Decision : Closed after initial enquiries
Decision date : 08 Feb 2019
The Ombudsman's final decision:
Summary: The Ombudsman will not investigate Mr X’s complaint about the Council’s estimated timescale for dealing with his Definitive Map Modification Order applications. It is unlikely we would find fault causing Mr X significant injustice and if Mr X disputes the estimate provided by the Council he should put his concerns to the Planning Inspector dealing with the case.
- The complainant, Mr X, complains the Council has provided estimates to the Planning Inspectorate of the time it will take to process several of his applications for Definitive Map Modification Orders (DMMOs) which are unrealistic.
The Ombudsman’s role and powers
- We investigate complaints about ‘maladministration’ and ‘service failure’. In this statement, I have used the word ‘fault’ to refer to these. We must also consider whether any fault has had an adverse impact on the person making the complaint. I refer to this as ‘injustice’. We provide a free service, but must use public money carefully. We may decide not to start or continue with an investigation if we believe:
- it is unlikely we would find fault, or
- the fault has not caused injustice to the person who complained, or
- the injustice is not significant enough to justify our involvement, or
- we cannot achieve the outcome someone wants, or
- there is another body better placed to consider this complaint.
(Local Government Act 1974, section 24A(6), as amended)
How I considered this complaint
- I reviewed Mr X’s complaint, made enquiries of the Council and considered its response. I shared my draft decision with Mr X and invited his comments.
What I found
- Any member of the public may apply to their local highway authority for a DMMO if they think a public right of way is not recorded on the authority’s Definitive Map or if it is shown incorrectly or should no longer be recorded. The process for confirming a public right of way exists and adding it to the Definitive Map is complex, lengthy and time-consuming.
- A local highway authority has 12 months to determine applications for DMMOs and if it does not meet this deadline the applicant may approach the Planning Inspectorate, acting on behalf of the Secretary of State, to consider the matter. The Planning Inspectorate will establish the reasons for the delay and can direct the Council to determine the issue within a set timescale.
- Mr X has made numerous DMMO applications to the Council over the past few years. He has applied to the Planning Inspectorate to make directions on nine of these applications as the Council has failed to determine them in-time. Mr X’s complaint concerns the Council’s statement to the Planning Inspectorate about its estimated timescale for determining the applications, which Mr X says is unrealistic.
- The Ombudsman will not investigate this complaint. The Council can only provide the Planning Inspectorate with an ‘estimate’ of the time it will take to deal with his applications. It is for the Planning Inspectorate to consider its response and issue any direction as to how quickly the Council must determine the applications.
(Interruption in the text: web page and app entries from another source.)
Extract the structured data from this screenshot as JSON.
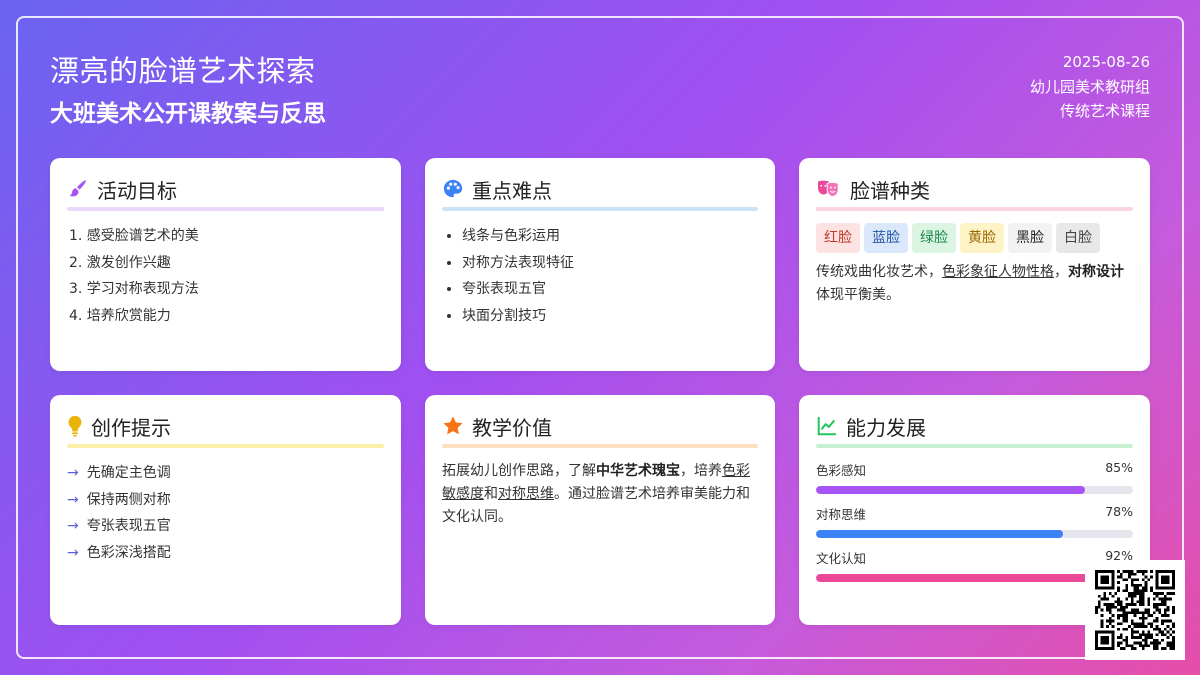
{
  "header": {
    "title": "漂亮的脸谱艺术探索",
    "subtitle": "大班美术公开课教案与反思",
    "date": "2025-08-26",
    "group": "幼儿园美术教研组",
    "course": "传统艺术课程"
  },
  "cards": {
    "goals": {
      "title": "活动目标",
      "icon": "paintbrush-icon",
      "color": "#a855f7",
      "items": [
        "1. 感受脸谱艺术的美",
        "2. 激发创作兴趣",
        "3. 学习对称表现方法",
        "4. 培养欣赏能力"
      ]
    },
    "keypoints": {
      "title": "重点难点",
      "icon": "palette-icon",
      "color": "#3b82f6",
      "items": [
        "线条与色彩运用",
        "对称方法表现特征",
        "夸张表现五官",
        "块面分割技巧"
      ]
    },
    "types": {
      "title": "脸谱种类",
      "icon": "theater-masks-icon",
      "color": "#ec4899",
      "tags": [
        "红脸",
        "蓝脸",
        "绿脸",
        "黄脸",
        "黑脸",
        "白脸"
      ],
      "desc_1": "传统戏曲化妆艺术，",
      "desc_2": "色彩象征人物性格",
      "desc_3": "，",
      "desc_4": "对称设计",
      "desc_5": "体现平衡美。"
    },
    "tips": {
      "title": "创作提示",
      "icon": "lightbulb-icon",
      "color": "#eab308",
      "items": [
        "先确定主色调",
        "保持两侧对称",
        "夸张表现五官",
        "色彩深浅搭配"
      ]
    },
    "value": {
      "title": "教学价值",
      "icon": "star-icon",
      "color": "#f97316",
      "p1": "拓展幼儿创作思路，了解",
      "p2": "中华艺术瑰宝",
      "p3": "，培养",
      "p4": "色彩敏感度",
      "p5": "和",
      "p6": "对称思维",
      "p7": "。通过脸谱艺术培养审美能力和文化认同。"
    },
    "ability": {
      "title": "能力发展",
      "icon": "chart-line-icon",
      "color": "#22c55e",
      "items": [
        {
          "label": "色彩感知",
          "value": "85%",
          "fraction": 0.85,
          "color": "#a855f7"
        },
        {
          "label": "对称思维",
          "value": "78%",
          "fraction": 0.78,
          "color": "#3b82f6"
        },
        {
          "label": "文化认知",
          "value": "92%",
          "fraction": 0.92,
          "color": "#ec4899"
        }
      ]
    }
  }
}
If Mr X believes the information the Council has provided is wrong, he should raise this with the Inspector dealing with the case.
- Even if the Council does take longer than it has estimated to deal with Mr X’s applications this is not evidence of fault in its estimate. The statement also causes Mr X no significant injustice as the Planning Inspector could direct the Council to decide the applications sooner. If they decide to allow more time this is likely a reflection of the complexity of the case and it is not for us to say this is wrong.
- The Ombudsman will not investigate this complaint. This is because it is unlikely we would find fault by the Council causing Mr X significant injustice and the Planning Inspectorate is better placed to consider Mr X’s concerns.
Investigator's decision on behalf of the Ombudsman